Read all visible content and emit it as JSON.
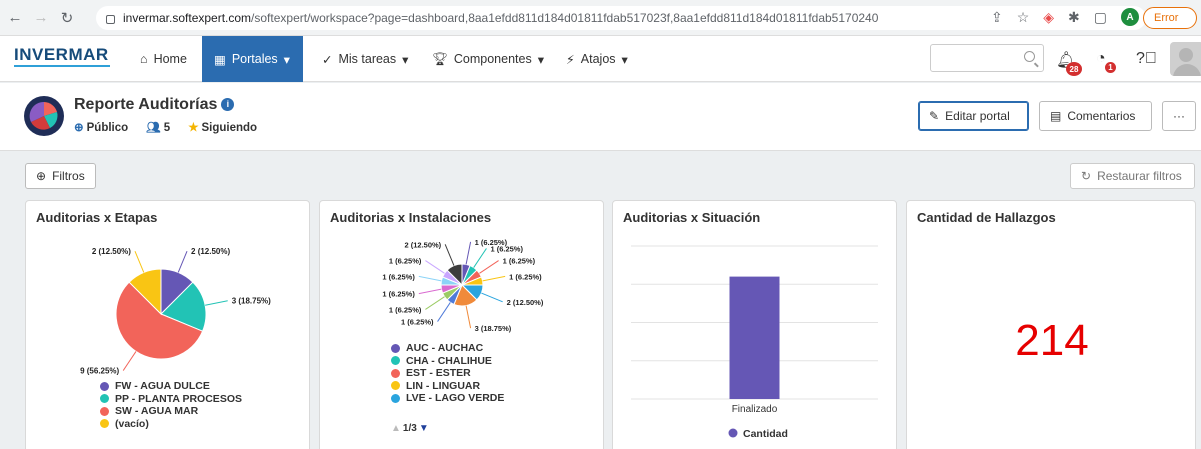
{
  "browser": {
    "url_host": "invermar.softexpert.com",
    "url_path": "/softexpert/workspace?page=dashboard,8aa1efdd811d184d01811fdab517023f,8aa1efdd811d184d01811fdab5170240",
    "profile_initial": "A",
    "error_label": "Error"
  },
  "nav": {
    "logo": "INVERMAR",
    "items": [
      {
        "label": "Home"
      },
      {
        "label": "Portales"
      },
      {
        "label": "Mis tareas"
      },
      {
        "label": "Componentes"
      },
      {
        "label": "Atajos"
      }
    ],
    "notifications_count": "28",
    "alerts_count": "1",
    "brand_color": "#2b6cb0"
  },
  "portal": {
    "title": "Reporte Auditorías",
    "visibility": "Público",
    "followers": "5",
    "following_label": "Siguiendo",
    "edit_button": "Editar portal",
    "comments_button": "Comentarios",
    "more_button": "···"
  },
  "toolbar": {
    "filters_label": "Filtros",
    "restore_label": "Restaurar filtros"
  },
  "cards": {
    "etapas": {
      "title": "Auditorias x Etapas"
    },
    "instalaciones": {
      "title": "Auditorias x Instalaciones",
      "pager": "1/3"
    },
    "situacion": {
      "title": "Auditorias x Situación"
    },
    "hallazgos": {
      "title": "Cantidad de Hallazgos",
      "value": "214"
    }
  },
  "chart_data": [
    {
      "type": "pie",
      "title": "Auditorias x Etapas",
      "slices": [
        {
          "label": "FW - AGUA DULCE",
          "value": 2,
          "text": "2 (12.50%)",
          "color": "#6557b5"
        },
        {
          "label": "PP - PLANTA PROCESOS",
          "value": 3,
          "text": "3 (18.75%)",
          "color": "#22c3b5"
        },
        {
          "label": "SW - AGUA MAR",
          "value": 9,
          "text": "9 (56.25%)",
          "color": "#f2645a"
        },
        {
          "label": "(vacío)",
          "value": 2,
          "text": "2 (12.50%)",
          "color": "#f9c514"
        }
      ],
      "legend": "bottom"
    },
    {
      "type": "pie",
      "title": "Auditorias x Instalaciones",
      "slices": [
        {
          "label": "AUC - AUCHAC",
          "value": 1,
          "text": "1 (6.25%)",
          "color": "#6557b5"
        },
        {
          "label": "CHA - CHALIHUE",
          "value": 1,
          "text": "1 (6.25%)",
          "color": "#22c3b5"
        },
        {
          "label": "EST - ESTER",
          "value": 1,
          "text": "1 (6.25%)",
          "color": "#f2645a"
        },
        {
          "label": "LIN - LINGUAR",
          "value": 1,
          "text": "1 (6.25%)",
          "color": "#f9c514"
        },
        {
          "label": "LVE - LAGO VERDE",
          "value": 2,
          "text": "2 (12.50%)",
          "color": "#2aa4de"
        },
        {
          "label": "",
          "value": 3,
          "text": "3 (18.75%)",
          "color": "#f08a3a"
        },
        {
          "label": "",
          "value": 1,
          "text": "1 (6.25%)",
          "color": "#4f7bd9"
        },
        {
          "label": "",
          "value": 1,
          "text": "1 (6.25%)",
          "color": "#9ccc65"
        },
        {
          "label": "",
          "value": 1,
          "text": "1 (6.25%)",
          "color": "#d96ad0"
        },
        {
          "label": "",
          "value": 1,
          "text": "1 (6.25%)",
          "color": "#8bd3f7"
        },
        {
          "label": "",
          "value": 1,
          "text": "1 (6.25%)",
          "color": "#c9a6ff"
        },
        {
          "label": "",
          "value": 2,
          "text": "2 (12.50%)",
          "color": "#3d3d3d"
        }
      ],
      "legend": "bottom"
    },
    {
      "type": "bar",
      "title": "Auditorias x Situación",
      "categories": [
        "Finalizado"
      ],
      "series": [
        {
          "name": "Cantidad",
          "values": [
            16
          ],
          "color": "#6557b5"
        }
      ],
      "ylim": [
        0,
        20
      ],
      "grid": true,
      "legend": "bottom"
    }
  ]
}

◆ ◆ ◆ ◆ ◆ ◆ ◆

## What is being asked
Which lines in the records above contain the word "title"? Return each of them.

## Task output
    "title": "Reporte Auditorías",
      "title": "Auditorias x Etapas"
      "title": "Auditorias x Instalaciones",
      "title": "Auditorias x Situación"
      "title": "Cantidad de Hallazgos",
      "title": "Auditorias x Etapas",
      "title": "Auditorias x Instalaciones",
      "title": "Auditorias x Situación",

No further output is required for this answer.